I knew I was going to enjoy Lois Cayley and her adventures from the opening line: "On the day when I found myself with twopence in my pocket, I naturally made up my mind to go around the world." (From a reference to the Queen's Jubilee, these stories seem to be set in 1896-1897). As she explains, her widowed mother married a scoundrel who wasted her small fortune, leaving just enough to educate Miss Cayley at Girton. Now even that is gone, and she is alone in the world, except for an aunt "who lurked in ladylike indigence in Blackheath." Her friend Elsie Petheridge suggests the usual career of educated women, teaching, but Lois shocks her by stating that she will instead set out in search of adventure (preferably paid, of course):
"What adventure may come, I have not at this moment the slightest conception. The fun lies in the search, the uncertainty, the toss-up of it. What is the good of being penniless - with the trifling exception of twopence - unless you are prepared to accept your position in the spirit of a masked ball at Covent Garden?"Strolling through Kensington Gardens, Miss Cayley overhears a conversation, which leads to her first position, and the first step of her journey around the world. Each adventure funds the next, and each leads her further east, to Italy, Egypt, India, and then Japan.
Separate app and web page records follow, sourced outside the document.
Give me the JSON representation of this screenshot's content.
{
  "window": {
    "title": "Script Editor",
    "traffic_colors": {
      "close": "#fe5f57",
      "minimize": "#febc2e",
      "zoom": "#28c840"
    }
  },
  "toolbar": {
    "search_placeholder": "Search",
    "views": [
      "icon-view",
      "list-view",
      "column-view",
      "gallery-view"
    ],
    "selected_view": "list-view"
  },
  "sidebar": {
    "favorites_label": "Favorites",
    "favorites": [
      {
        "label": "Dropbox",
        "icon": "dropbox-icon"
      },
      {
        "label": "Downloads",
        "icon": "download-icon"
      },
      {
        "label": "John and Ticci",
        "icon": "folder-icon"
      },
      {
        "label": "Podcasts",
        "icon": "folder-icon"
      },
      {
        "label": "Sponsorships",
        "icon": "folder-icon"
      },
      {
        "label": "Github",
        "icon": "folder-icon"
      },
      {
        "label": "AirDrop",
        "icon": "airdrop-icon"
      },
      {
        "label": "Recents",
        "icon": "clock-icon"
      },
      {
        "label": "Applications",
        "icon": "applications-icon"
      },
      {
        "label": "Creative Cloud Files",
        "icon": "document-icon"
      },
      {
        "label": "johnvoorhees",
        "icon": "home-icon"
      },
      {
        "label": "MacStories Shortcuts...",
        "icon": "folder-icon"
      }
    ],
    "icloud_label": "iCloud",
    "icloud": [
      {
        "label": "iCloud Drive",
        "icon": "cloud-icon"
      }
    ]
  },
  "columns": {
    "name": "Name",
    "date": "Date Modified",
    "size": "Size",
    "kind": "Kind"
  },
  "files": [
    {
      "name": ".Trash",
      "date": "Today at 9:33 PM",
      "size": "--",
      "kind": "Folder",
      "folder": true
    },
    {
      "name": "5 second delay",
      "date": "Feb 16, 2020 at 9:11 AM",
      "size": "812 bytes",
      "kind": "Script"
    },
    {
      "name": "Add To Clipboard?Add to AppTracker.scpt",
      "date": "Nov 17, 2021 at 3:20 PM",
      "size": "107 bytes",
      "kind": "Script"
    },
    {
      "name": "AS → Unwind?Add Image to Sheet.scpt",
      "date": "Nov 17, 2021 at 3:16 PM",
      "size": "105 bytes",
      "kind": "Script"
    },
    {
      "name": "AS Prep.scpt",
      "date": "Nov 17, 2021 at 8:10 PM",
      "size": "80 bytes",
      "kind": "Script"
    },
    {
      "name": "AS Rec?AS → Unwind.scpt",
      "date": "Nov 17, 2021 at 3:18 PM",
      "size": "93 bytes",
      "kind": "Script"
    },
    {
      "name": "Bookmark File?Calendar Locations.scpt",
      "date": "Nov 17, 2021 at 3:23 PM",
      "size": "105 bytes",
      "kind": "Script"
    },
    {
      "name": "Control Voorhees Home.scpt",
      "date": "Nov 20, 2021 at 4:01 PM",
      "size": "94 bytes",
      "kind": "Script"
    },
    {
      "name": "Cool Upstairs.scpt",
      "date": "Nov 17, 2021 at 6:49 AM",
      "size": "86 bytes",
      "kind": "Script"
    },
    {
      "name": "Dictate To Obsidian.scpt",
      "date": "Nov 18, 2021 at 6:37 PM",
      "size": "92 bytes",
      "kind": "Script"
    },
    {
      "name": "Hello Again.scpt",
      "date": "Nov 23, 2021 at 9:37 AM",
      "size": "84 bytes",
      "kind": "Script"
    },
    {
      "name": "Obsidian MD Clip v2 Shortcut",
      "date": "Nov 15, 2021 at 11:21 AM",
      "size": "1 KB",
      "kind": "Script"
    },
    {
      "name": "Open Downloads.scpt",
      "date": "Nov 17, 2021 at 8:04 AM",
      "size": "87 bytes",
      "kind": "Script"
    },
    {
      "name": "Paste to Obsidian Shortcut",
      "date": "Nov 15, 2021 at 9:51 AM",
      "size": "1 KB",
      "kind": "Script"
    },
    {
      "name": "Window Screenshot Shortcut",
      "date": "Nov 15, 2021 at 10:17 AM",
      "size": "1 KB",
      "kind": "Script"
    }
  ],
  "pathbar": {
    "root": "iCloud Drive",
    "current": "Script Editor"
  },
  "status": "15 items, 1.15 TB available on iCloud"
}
I was amused to realize that her travels follow something of the same route as General Grant's (though in one year rather than two). Along the way Miss Cayley encounters a con man, much less successful than Colonel Clay in Grant Allen's The African Millionaire - or rather she is more successful in foiling him than Sir Charles and Seymour. The detective skills she develops in dealing with him come in handy when she is drawn into a mystery involving a missing will and accusations of forgery. In the course of her adventures she also meets an attractive and very eligible young man, but she feels it is her duty to reject him, because she cannot bring alliance with an adventuress to his noble family.
Like Colonel Clay's, Miss Cayley's adventures were originally published in The Strand Magazine, in 1898 and 1899. According to the introduction to this book, the reviewers were not kind. Perhaps the heroine was a little too much ahead of her time, a little too modern for them. They may also have objected to what the editor calls "Allen's liberal views on race" and his characterization of British colonial attitudes, particularly clear in the chapters set in India.
I enjoyed this book very much, for the picaresque adventures, but even more for Miss Cayley herself. She is smart, focused, ambitious, open to adventure and possibility, a loyal friend. She insists that Elsie Petheridge join her on her travels, to escape from her London school and the threat of tuberculosis. At the same time it is convenient to have Miss Petheridge as a companion; as a lady and an officer's daughter, Miss Cayley can't completely ignore social conventions. All in all, she is a wonderful character, whose rather sardonic narrative voice reminds me of both Amelia Peabody Emerson and Mary Russell Holmes. In fact, I think she and Amelia Emerson would get on very well, despite Miss Cayley's lack of enthusiasm for Egypt!